Natrol posts impressive sales increase
CHATSWORTH, Calif. Natrol on Wednesday posted a 17.8 percent increase over second-quarter 2006 sales to $19.5 million for the period ended June 30. Natrol attributed the sales increase to a strong performance from new products that offset a $900,000 decline out of the planned discontinuation of Ester-C.
“In addition to good financial results, we made excellent strategic progress with our business,” stated Wayne Bos, Natrol president and chief executive officer. “The acquisition of [Medical Research Institute] closed late in the quarter and further diversified our business. MRI provides not only a premium brand but contributes a strong, science-based pipeline for further penetration and market development of higher-growth areas of the nutraceutical business.”

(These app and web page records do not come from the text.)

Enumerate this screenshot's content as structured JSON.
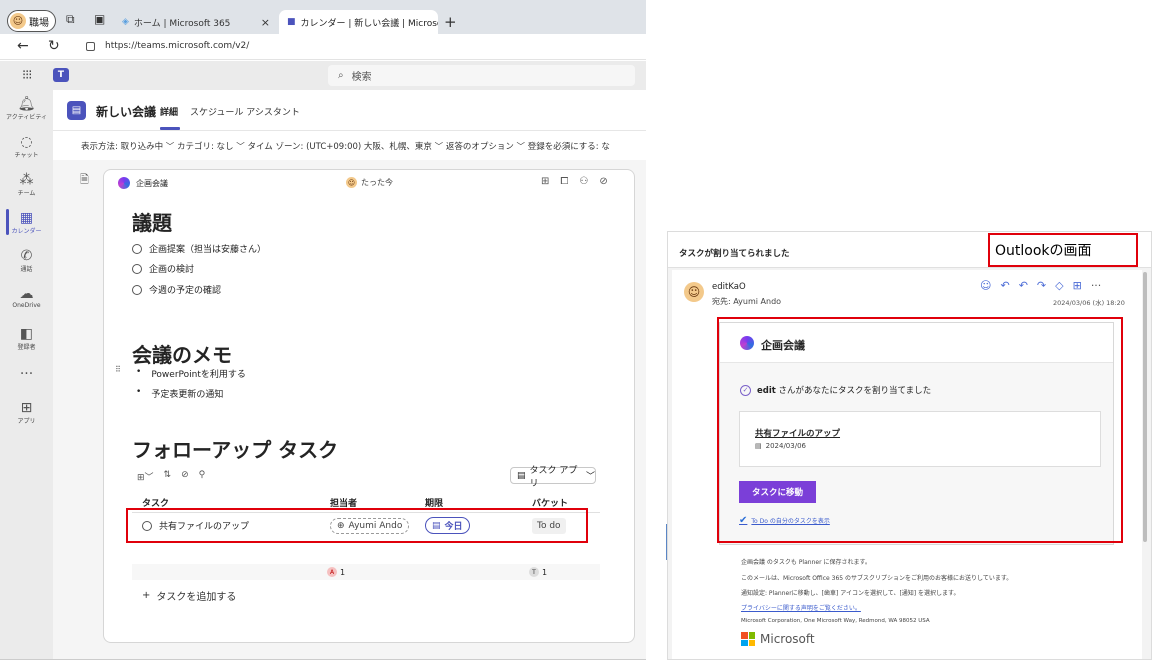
{
  "browser": {
    "profile_label": "職場",
    "tab_inactive_title": "ホーム | Microsoft 365",
    "tab_active_title": "カレンダー | 新しい会議 | Microsoft",
    "url": "https://teams.microsoft.com/v2/",
    "search_placeholder": "検索"
  },
  "rail": {
    "items": [
      {
        "label": "アクティビティ",
        "icon": "bell-icon"
      },
      {
        "label": "チャット",
        "icon": "chat-icon"
      },
      {
        "label": "チーム",
        "icon": "teams-icon"
      },
      {
        "label": "カレンダー",
        "icon": "calendar-icon"
      },
      {
        "label": "通話",
        "icon": "phone-icon"
      },
      {
        "label": "OneDrive",
        "icon": "cloud-icon"
      },
      {
        "label": "登録者",
        "icon": "registrant-icon"
      },
      {
        "label": "アプリ",
        "icon": "apps-icon"
      }
    ],
    "more": "···"
  },
  "meeting": {
    "title": "新しい会議",
    "tabs": [
      "詳細",
      "スケジュール アシスタント"
    ],
    "options_text": "表示方法: 取り込み中 ﹀  カテゴリ: なし ﹀  タイム ゾーン: (UTC+09:00) 大阪、札幌、東京 ﹀  返答のオプション ﹀    登録を必須にする: な"
  },
  "loop": {
    "name": "企画会議",
    "last_edit": "たった今",
    "agenda_heading": "議題",
    "agenda": [
      "企画提案（担当は安藤さん）",
      "企画の検討",
      "今週の予定の確認"
    ],
    "memo_heading": "会議のメモ",
    "memo": [
      "PowerPointを利用する",
      "予定表更新の通知"
    ],
    "follow_heading": "フォローアップ タスク",
    "task_app_button": "タスク アプリ",
    "columns": [
      "タスク",
      "担当者",
      "期限",
      "バケット"
    ],
    "task": {
      "title": "共有ファイルのアップ",
      "assignee": "Ayumi Ando",
      "due": "今日",
      "bucket": "To do"
    },
    "summary_assignee_count": "1",
    "summary_bucket_count": "1",
    "add_task": "タスクを追加する"
  },
  "outlook": {
    "subject": "タスクが割り当てられました",
    "caption": "Outlookの画面",
    "sender": "editKaO",
    "to": "宛先: Ayumi Ando",
    "date": "2024/03/06 (水) 18:20",
    "card_title": "企画会議",
    "assigned_by": "edit",
    "assigned_text": "さんがあなたにタスクを割り当てました",
    "task_title": "共有ファイルのアップ",
    "task_date": "2024/03/06",
    "go_button": "タスクに移動",
    "todo_link": "To Do の自分のタスクを表示",
    "footer": [
      "企画会議 のタスクも Planner に保存されます。",
      "このメールは、Microsoft Office 365 のサブスクリプションをご利用のお客様にお送りしています。",
      "通知設定: Plannerに移動し、[歯車] アイコンを選択して、[通知] を選択します。",
      "プライバシーに関する声明をご覧ください。",
      "Microsoft Corporation, One Microsoft Way, Redmond, WA 98052 USA"
    ],
    "brand": "Microsoft"
  },
  "colors": {
    "accent": "#4b53bc",
    "highlight": "#e0000b",
    "outlook_button": "#7b3fd8",
    "arrow": "#5b86c5"
  }
}
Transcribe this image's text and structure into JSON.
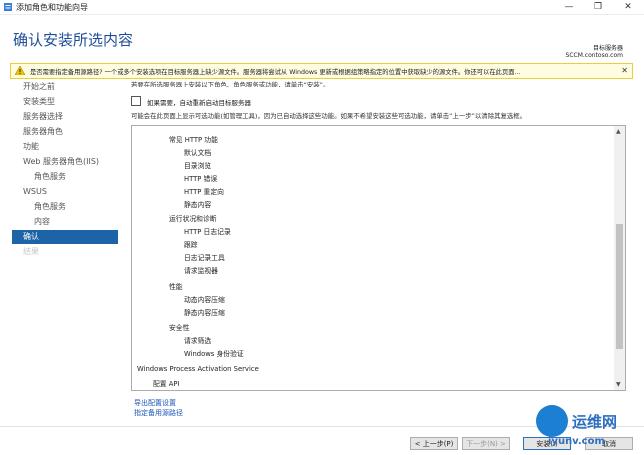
{
  "window": {
    "title": "添加角色和功能向导",
    "min": "—",
    "max": "❐",
    "close": "✕"
  },
  "header": {
    "title": "确认安装所选内容",
    "dest_label": "目标服务器",
    "dest_server": "SCCM.contoso.com"
  },
  "warning": {
    "text": "是否需要指定备用源路径? 一个或多个安装选项在目标服务器上缺少源文件。服务器将尝试从 Windows 更新或根据组策略指定的位置中获取缺少的源文件。你还可以在此页面...",
    "close": "✕"
  },
  "sidebar": {
    "items": [
      {
        "label": "开始之前",
        "state": "normal",
        "sub": false
      },
      {
        "label": "安装类型",
        "state": "normal",
        "sub": false
      },
      {
        "label": "服务器选择",
        "state": "normal",
        "sub": false
      },
      {
        "label": "服务器角色",
        "state": "normal",
        "sub": false
      },
      {
        "label": "功能",
        "state": "normal",
        "sub": false
      },
      {
        "label": "Web 服务器角色(IIS)",
        "state": "normal",
        "sub": false
      },
      {
        "label": "角色服务",
        "state": "normal",
        "sub": true
      },
      {
        "label": "WSUS",
        "state": "normal",
        "sub": false
      },
      {
        "label": "角色服务",
        "state": "normal",
        "sub": true
      },
      {
        "label": "内容",
        "state": "normal",
        "sub": true
      },
      {
        "label": "确认",
        "state": "active",
        "sub": false
      },
      {
        "label": "结果",
        "state": "disabled",
        "sub": false
      }
    ]
  },
  "main": {
    "cut_text": "若要在所选服务器上安装以下角色、角色服务或功能，请单击“安装”。",
    "restart_checkbox": {
      "label": "如果需要，自动重新启动目标服务器",
      "checked": false
    },
    "info": "可能会在此页面上显示可选功能(如管理工具)，因为已自动选择这些功能。如果不希望安装这些可选功能，请单击“上一步”以清除其复选框。",
    "features": [
      {
        "label": "常见 HTTP 功能",
        "level": 0
      },
      {
        "label": "默认文档",
        "level": 1
      },
      {
        "label": "目录浏览",
        "level": 1
      },
      {
        "label": "HTTP 错误",
        "level": 1
      },
      {
        "label": "HTTP 重定向",
        "level": 1
      },
      {
        "label": "静态内容",
        "level": 1
      },
      {
        "label": "运行状况和诊断",
        "level": 0
      },
      {
        "label": "HTTP 日志记录",
        "level": 1
      },
      {
        "label": "跟踪",
        "level": 1
      },
      {
        "label": "日志记录工具",
        "level": 1
      },
      {
        "label": "请求监视器",
        "level": 1
      },
      {
        "label": "性能",
        "level": 0
      },
      {
        "label": "动态内容压缩",
        "level": 1
      },
      {
        "label": "静态内容压缩",
        "level": 1
      },
      {
        "label": "安全性",
        "level": 0
      },
      {
        "label": "请求筛选",
        "level": 1
      },
      {
        "label": "Windows 身份验证",
        "level": 1
      },
      {
        "label": "Windows Process Activation Service",
        "level": -1
      },
      {
        "label": "配置 API",
        "level": -0.5
      }
    ],
    "export_link": "导出配置设置",
    "alt_source_link": "指定备用源路径"
  },
  "footer": {
    "prev_label": "< 上一步(P)",
    "next_label": "下一步(N) >",
    "install_label": "安装(I)",
    "cancel_label": "取消"
  },
  "watermark": {
    "text": "运维网",
    "url": "iyunv.com"
  },
  "colors": {
    "accent": "#1c63a8",
    "title": "#1f4e9a",
    "warning_bg": "#fffde0",
    "link": "#1a56b8"
  }
}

Barr issues Plan B card to remove stigma of saying it out loud
WOODCLIFF LAKE, N.J. Barr Laboratories last week began distributing business reply card advertisements through Conde Nast’s September Glamour magazine for adult consumers to use in purchasing the emergency contraceptive at the pharmacy counter.
Barr initiated the program because it recognized that one of the unintended consequences of the OTC approval was that women now had to ask for the product out-loud at the pharmacy counter. The BRC-sized card was implemented to help ease the embarrassment factor, the company noted.
Glamour was chosen as the consumer publication vehicle because of its high subscription rates. The magazine boasts 1.4 million paid subscribers and sells an additional 814,000 copies at the newsstand. The median age of the woman who reads Glamour is 33.7.
The card outlines a number of scenarios that the consumer can check off, such as a desire to purchase Plan B or to talk with their pharmacist about Plan B privately.
Barr Laboratories will also soon be posting the BRC as a pdf on its web site and the web sites of several women’s groups that support the distribution of Plan B.
Leiner moves forward in its re-entry of the OTC market
CARSON, Calif. Leiner Health Products Tuesday morning stated in a conference call with analysts that the company is continuing to move forward in re-entering the over-the-counter market following the voluntary closure of its Fort Mills, S.C. OTC manufacturing facilities following a failed Food and Drug Administration inspection of its facilities.
Leiner reported that retailers have been supportive of the company’s return to the OTC sector, especially given the fact that Perrigo is currently the only OTC store brand manufacturer in the market. Dr. Reddy, which had previously sourced its OTC offerings from Leiner, “to our knowledge has yet to ship any product” since the deal between Dr. Reddy and Leiner had been terminated in April, Bob Kaminski, Leiner chief executive officer said.
Prior to Leiner’s voluntary suspension of OTC products, the company marketed more than 80 different OTC products with approximately 915 different SKUs.
“Our goal is to emerge from the challenges we faced here to be a best-in-class supplier,” Kaminski said. Toward that end, Leiner has restructured its quality assurance team, naming John Johnson to the lead post in, and hopes to have OTC manufacturing capability back in place within six months. “As part of our efforts in this area, we recently recruited John Johnson to join Leiner’s team as senior vice president, quality and compliance,” Kaminski stated. “John, who was most recently the senior quality executive for Mayne Pharma, has more than 30 years’ experience and a demonstrated track record in successfully driving quality initiatives.”
Leiner begins meeting with the FDA Aug. 15 regarding reinstituting its OTC production facilities. Kaminski noted that Leiner is on schedule with its plans to get back into the OTC market, but would not move forward until Johnson and his team are comfortable, and the FDA has granted approval.
Following FDA approval, Leiner will begin negotiating with retailers on a ramp-up program for its OTC business. Kaminski explained that the company’s product mix will be different from before, and that retailers are expected to cede Leiner back into the mix on a dual source basis, meaning that on a short term basis Leiner will not realize the volume of business it had before the Fort Mills plant closure (where it had been a single-source suppliers on certain SKUs for some retailers) and in the long-term may gain business by becoming the secondary source of product in categories in which it had not participated before.
For the first quarter ending June 30, Leiner recorded net sales of $107.4 million, a decrease of 34.4 percent compared to year-ago. Leiner reported a net loss of $27.5 million, compared to a net gain of $2 million in the year-ago quarter.